points this out. The best is that you try the tutorial to get a feeling of Silverlight.
If you compare
Silverlight with GWT from the point of the prerequisites which you need to run the different kind of applications, GWT
to download the framework to the client first (similar to Flash, where you first have to install the Flash Player).
a "productivity" point of view, I think Silverlight will be better, but it very much depends on the situation. If you
start from scratch, Silverlight will for sure be better, due to the Microsoft "visual" way of programming. You have
your designer, where you can quickly compose several predefined components. By using Microsoft Expression Blend,
designing UI's will even be more easy. Also the rendering of the object-data on the UI is straightforward due to the
implemented data-binding mechanism. Moreover you can nearly continue programming like you were accustomed when building
normal Asp.net apps. Here, GWT is (initially) a bit more complicated. For programming you can only use a subset of the
continuously implement the new Java features into their compiler. Designing the UI is a bit awkward. You have to keep a
good overview and impose a good structure, by creating UI components which again you combine on the UI s.t. everything
remains flexible and exchangeable. As I mentioned, this will produce some overhead, since initially you spend quite a
lot of time in producing good UI's. Once you have your components, you may reuse them however on your other GWT apps.
Unfortunately there don't exist any predefined "visual editors" for GWT integrated in Eclipse. Instantiations

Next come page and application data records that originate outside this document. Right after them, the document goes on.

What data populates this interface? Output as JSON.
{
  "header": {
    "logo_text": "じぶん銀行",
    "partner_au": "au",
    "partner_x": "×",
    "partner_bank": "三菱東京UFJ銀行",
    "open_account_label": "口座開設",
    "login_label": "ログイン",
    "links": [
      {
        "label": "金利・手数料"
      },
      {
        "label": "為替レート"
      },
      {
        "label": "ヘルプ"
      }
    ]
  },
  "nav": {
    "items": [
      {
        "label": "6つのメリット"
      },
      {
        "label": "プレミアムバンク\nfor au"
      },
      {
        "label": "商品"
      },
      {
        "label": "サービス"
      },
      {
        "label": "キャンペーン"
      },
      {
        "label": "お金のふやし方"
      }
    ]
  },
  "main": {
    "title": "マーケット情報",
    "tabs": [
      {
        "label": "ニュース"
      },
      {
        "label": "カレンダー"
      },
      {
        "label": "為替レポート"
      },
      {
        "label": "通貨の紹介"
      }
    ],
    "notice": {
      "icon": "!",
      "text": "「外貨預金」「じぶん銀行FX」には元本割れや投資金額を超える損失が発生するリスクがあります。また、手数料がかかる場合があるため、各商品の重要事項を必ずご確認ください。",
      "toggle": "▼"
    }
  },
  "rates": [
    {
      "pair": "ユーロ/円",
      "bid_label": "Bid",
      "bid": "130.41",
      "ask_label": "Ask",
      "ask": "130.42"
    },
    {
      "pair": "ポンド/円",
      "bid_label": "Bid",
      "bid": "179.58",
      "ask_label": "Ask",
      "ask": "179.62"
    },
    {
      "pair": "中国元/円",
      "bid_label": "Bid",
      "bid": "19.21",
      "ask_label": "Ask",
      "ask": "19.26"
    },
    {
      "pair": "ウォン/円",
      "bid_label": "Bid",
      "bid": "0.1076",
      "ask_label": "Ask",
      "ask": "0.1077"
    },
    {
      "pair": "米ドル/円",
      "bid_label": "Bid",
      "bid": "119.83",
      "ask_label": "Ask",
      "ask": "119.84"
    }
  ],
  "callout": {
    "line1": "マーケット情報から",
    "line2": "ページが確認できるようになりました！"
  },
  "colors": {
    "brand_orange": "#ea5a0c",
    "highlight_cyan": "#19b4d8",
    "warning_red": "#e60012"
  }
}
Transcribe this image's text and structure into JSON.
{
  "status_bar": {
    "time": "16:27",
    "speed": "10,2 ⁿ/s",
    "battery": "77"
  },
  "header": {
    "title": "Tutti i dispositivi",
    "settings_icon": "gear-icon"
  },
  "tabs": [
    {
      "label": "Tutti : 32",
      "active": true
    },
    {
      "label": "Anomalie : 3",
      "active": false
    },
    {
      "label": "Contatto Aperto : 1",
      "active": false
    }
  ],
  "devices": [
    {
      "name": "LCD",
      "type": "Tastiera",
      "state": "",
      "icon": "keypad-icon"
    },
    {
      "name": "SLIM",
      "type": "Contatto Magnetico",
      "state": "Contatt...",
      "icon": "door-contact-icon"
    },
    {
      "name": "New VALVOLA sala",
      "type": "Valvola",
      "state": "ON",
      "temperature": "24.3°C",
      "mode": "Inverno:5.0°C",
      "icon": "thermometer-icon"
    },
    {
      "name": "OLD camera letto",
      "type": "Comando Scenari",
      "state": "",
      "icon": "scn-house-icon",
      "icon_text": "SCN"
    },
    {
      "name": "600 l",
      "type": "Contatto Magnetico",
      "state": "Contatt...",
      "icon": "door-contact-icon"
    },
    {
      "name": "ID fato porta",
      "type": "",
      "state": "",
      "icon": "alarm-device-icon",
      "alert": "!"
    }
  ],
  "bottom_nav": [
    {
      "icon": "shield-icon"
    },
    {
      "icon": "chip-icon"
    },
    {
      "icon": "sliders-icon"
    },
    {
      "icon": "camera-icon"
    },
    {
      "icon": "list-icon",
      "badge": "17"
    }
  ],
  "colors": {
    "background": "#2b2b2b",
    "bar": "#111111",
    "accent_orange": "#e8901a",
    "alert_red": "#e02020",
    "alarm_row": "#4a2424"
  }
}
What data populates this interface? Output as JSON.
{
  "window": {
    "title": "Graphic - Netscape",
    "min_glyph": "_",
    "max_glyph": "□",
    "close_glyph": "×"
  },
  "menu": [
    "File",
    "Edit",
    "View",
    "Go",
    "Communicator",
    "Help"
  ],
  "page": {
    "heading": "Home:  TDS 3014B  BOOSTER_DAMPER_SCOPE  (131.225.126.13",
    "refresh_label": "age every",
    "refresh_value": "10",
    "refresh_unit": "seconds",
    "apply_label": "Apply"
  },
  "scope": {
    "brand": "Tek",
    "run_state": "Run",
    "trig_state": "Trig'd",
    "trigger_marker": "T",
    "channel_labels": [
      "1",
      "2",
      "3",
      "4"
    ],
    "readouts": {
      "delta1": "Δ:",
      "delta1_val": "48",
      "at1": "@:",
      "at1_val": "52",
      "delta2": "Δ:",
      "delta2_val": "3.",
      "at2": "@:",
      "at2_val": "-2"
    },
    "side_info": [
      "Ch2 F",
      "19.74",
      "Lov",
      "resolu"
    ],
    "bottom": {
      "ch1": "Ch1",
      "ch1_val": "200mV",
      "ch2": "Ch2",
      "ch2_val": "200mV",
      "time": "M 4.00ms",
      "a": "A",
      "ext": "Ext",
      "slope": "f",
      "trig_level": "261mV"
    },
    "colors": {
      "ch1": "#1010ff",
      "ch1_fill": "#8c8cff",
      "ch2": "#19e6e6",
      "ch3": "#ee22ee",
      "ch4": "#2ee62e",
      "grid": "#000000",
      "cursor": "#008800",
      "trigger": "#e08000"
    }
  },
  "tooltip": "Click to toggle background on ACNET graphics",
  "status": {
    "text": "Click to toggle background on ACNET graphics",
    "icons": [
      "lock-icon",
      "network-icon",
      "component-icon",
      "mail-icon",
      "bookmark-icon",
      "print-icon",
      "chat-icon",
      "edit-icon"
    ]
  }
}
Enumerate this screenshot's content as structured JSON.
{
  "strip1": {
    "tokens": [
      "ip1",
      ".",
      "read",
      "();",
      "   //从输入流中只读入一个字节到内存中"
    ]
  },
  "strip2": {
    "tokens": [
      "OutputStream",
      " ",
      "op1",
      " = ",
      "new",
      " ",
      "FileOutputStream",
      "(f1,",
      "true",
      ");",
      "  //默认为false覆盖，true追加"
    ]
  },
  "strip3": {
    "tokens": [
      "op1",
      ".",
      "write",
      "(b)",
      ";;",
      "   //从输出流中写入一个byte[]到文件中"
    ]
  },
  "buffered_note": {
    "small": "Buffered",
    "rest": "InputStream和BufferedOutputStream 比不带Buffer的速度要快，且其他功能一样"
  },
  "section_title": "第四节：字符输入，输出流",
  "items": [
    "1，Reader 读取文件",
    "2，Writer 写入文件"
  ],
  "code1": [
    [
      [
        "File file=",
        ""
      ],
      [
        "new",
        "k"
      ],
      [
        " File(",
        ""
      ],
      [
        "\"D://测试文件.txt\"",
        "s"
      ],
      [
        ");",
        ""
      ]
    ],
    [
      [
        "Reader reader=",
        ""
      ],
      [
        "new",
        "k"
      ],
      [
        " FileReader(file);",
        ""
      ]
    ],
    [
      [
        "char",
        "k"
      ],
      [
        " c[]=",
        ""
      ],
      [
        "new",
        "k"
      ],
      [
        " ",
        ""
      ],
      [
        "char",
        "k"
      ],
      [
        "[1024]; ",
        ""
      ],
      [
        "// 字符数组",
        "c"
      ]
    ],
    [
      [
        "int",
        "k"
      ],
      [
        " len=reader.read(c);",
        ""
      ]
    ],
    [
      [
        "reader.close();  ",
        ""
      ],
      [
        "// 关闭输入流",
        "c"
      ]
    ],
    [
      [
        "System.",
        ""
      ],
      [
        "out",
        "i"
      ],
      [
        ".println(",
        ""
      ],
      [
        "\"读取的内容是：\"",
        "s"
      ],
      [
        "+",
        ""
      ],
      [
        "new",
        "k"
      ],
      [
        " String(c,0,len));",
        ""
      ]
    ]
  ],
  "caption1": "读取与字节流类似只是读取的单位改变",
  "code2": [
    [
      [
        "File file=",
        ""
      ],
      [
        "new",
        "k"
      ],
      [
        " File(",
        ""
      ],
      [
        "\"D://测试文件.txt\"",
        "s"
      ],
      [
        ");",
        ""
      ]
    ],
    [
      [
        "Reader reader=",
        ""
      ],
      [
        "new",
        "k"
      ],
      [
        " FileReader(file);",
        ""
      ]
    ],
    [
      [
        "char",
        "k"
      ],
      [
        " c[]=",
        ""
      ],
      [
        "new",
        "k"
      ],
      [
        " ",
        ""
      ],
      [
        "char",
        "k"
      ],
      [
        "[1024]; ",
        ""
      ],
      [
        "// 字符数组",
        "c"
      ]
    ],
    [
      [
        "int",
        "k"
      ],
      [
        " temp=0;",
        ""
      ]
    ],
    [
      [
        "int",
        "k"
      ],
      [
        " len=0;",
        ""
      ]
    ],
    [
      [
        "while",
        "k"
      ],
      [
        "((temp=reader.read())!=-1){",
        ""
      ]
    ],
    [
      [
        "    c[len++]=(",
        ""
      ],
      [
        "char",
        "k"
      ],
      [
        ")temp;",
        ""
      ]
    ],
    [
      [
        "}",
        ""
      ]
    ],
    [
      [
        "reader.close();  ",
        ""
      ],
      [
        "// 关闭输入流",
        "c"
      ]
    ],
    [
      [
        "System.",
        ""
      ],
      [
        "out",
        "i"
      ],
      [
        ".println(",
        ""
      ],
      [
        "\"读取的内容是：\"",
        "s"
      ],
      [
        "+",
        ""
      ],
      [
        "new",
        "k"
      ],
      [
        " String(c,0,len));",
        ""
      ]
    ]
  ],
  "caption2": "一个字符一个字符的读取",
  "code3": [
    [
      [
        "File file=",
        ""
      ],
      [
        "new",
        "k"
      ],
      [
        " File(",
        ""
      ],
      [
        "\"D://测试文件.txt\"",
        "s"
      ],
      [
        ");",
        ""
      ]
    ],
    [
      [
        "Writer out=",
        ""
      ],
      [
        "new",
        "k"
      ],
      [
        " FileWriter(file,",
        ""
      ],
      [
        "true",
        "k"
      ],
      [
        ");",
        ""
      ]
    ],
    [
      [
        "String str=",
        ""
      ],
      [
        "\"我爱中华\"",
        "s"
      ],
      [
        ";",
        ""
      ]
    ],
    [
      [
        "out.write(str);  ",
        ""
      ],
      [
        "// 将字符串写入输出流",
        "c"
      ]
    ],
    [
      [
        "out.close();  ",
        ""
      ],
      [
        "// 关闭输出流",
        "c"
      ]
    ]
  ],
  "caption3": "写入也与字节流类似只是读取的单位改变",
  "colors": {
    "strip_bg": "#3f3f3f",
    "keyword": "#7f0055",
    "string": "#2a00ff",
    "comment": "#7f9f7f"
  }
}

however provides one (you have to pay it), but I never tried it out. Another "disadvantage" is the databinding
mechanism (binding your object-data to the UI). You have to create a data-binding mechanism yourself. There doesn't
exist anything like in Silverlight. MVC
works out well here, and again, if you design your components in an intelligent and smart way, you're able to reuse
them. The prerequisite here is that you have a good understanding of such design patterns as MVC, observer, mediator
etc...everything it includes basically. In Silverlight you can get rid of these details which from a productive point
of view may be an advantage, from a learning point of view however you loose some interesting aspects.
take this comparison too seriously, it's just a really informal description of what I experienced somehow...to do a
better job, one would have to really program the same sample app with Silverlight and GWT and extract some metrics.
speaking, I think that Silverlight is as most of Microsofts technologies. Microsoft provides you with great and
powerful tools, where you can quickly build and set-up a running application, possibly already connected to some
datasource. But that may be also a dangerous part, these "fast" solutions may not always be optimal from an
architectural point of view, but again that would be enough stuff for another post (which may come :) ).
concluding this post now, it already became too long...btw with this post is number 100 for this year :D
you Merry Christmas!!References:Install
tools for Visual Studio 2008GWT main sitehttp://code.google.com/webtoolkit/app_gallery.html